While the flora and fauna of island ecosystems tend to be rather intriguing, that of New Zealand sets the standard on peculiarity. In theory at least, the guilt seems to lie with the native moa, the dominant flightless bird. The 15 or so species of this bird—all of which became extinct after the arrival of the Polynesians—were relentless browsers, and some stood 15 feet tall. The plants of New Zealand had to evolve strategies to outwit the ravenous beaks of these birds the size of Bradley tanks. Enter heteromorphism.
As gardeners, many of us are familiar with the physical changes of plants as they mature from juvenile to adult. Euonymus, English ivy, and eucalyptus are just three of many plants that demonstrate profound physical changes after a midlife crisis. I am hard-pressed, however, to think of a plant species whose refitting from youth to maturity is more whimsical than that of pseudopanax.
Pseudopanax ferox—from a limited range on New Zealand's North Island—as well as the more widely distributed P. crassifolius, spend the first chapter of their lives as extremely constricted, un-branched structures that more closely resemble marine invertebrates than a higher form of plant life. Narrow, jagged-edged leaves clad a single stem, which can reach a height of 15 feet. The leaves, to 18 inches long, deflex strongly downward, in muted tones of rusty green. A handsome yellow stripe runs down the middle of the blade in P. crassifolius. The otherworldly effect is no less than if Salvador Dali were left alone with tin snips and strips of rusted metal.

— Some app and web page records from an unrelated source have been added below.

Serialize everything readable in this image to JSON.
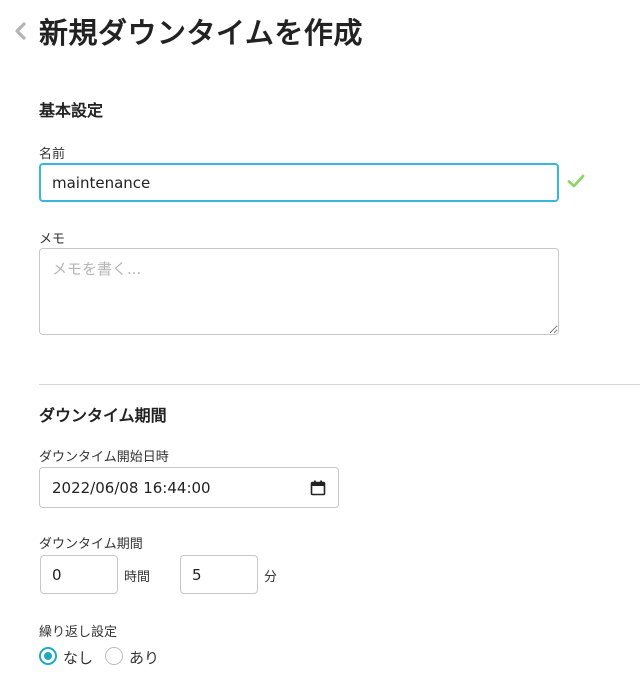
{
  "header": {
    "title": "新規ダウンタイムを作成",
    "back_icon": "chevron-left-icon"
  },
  "basic_settings": {
    "section_title": "基本設定",
    "name": {
      "label": "名前",
      "value": "maintenance",
      "valid_icon": "check-icon",
      "valid_color": "#8ed36b"
    },
    "memo": {
      "label": "メモ",
      "placeholder": "メモを書く...",
      "value": ""
    }
  },
  "downtime_period": {
    "section_title": "ダウンタイム期間",
    "start": {
      "label": "ダウンタイム開始日時",
      "value": "2022/06/08 16:44:00",
      "icon": "calendar-icon"
    },
    "duration": {
      "label": "ダウンタイム期間",
      "hours_value": "0",
      "hours_unit": "時間",
      "minutes_value": "5",
      "minutes_unit": "分"
    },
    "recurrence": {
      "label": "繰り返し設定",
      "options": [
        {
          "label": "なし",
          "checked": true
        },
        {
          "label": "あり",
          "checked": false
        }
      ]
    }
  },
  "colors": {
    "accent": "#1fa9c9",
    "focus_border": "#38b8d8",
    "border": "#c7c7c7",
    "text": "#222222"
  }
}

After a decade or longer of fast upward growth (presumably, out-maneuvering the moa's reach), pseudopanax shift to adult normalcy, branching and producing shorter, less toothed foliage. As the branching occurs at such an ungainly height, their ornamental desirability is diminished in middle age, a bit of reality that even gardeners themselves must ultimately confront.
Though reliably hardy only in the most mild of coastal climates of the Pacific, P. ferox and the hardier P. crassifolius are adaptable and sensational as container plants. As they establish, their growth rate is surprisingly fast. They can gain 8 to 10 inches in height annually, developing into living sculptures that evoke double takes and offer the gardener a glimpse into the marvels of plant biology and evolution.

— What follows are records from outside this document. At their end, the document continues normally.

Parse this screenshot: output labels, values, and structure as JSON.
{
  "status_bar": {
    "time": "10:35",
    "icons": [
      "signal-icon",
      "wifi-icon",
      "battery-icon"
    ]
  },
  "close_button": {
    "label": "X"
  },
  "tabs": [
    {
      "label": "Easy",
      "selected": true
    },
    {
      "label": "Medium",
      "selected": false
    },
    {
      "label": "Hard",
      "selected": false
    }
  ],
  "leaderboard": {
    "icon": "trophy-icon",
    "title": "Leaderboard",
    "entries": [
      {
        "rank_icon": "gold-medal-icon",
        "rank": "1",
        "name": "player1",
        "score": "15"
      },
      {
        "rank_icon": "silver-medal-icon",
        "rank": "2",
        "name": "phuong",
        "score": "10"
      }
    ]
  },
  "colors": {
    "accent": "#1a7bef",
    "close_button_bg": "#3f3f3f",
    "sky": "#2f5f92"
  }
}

TYPE OF PLANE: evergreen shrub
ORIGIN: New Zealand
HEIGHT: 15 ft.
LEAVES: narrow, linear, toothed
HARDINESS: USDAZones 8-10; SunsetZones 4-9, 16-24, 26
SOIL: well draining
WATER NEEDS: moderate
PROPAGATION: from seed
EXPOSURE: full sun or partial shade during the growing season; overwinter in a cool, bright position, well protected from subfreezing temperatures
APPLICATION: juvenile plants look excellent in containers, and serve well as living sculptures